How can the market for pension investment services fail its participants so badly? George Akerlof was awarded the 2001 Nobel Prize in economics for the explanation. He demonstrated that fair market outcomes require fully-informed market participants. If a market suffers from ‘asymmetric’ information, that market will fail and produce unfair outcomes. Akerlof teamed up with another Nobel Prize-winning economist Robert Shiller to demonstrate the implications for retail investors. They show that the kind of investment outcomes cited above are predictable events. I urge FI to read their 2015 book “Phishing for Phools: The Economics of Manipulation and Deception”.

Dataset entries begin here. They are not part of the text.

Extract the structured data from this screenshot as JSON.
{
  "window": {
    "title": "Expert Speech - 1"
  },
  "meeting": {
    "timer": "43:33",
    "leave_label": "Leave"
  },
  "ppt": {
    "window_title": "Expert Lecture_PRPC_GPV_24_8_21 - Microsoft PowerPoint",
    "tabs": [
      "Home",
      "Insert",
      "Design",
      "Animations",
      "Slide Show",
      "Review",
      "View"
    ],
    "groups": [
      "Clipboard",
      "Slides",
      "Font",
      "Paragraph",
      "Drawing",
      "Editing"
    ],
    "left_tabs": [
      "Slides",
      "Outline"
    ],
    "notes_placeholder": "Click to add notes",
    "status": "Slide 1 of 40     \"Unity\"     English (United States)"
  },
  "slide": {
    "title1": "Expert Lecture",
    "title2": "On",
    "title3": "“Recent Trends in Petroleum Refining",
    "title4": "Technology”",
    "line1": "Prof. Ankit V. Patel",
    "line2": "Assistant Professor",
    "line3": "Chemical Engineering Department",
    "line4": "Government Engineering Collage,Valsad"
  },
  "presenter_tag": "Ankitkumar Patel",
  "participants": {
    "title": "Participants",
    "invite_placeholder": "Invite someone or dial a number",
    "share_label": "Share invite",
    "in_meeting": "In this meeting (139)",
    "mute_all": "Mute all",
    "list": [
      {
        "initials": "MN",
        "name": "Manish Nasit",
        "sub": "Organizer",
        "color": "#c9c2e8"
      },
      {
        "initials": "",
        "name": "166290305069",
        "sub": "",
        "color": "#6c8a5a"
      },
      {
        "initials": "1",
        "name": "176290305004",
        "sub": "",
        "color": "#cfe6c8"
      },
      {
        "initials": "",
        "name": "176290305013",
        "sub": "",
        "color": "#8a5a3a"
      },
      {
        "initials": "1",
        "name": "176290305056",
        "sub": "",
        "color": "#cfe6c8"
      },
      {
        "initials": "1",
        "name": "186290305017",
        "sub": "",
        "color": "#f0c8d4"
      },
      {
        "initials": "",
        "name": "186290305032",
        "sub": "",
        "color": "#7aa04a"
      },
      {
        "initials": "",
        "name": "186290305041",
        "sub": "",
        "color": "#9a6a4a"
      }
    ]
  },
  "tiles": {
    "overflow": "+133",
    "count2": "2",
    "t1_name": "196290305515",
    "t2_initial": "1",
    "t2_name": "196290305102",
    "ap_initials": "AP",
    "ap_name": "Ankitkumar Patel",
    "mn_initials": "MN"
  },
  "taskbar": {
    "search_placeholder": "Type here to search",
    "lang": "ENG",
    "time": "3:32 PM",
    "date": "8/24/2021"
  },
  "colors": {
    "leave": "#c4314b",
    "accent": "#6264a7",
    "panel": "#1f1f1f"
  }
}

Speaking of books, I am sure my FI friends have read “Cost and Choice” by the most conservative, libertarian economist ever to be awarded the Nobel Prize: James Buchanan in 1986. He argued that just because a government is democratically elected doesn’t mean they cannot mess up economic policy decisions….and indeed, often do. However, in the end, even Buchanan recognized the possibility of market failures and the legitimate right and obligation of democratically-elected governments to address them. While Buchanan might have questioned the decision of Canada’s federal and provincial governments to enhance the CPP, my guess is that he would also have seen it as a legitimate response to a clear case of ‘market failure’.
That’s it. I’m done.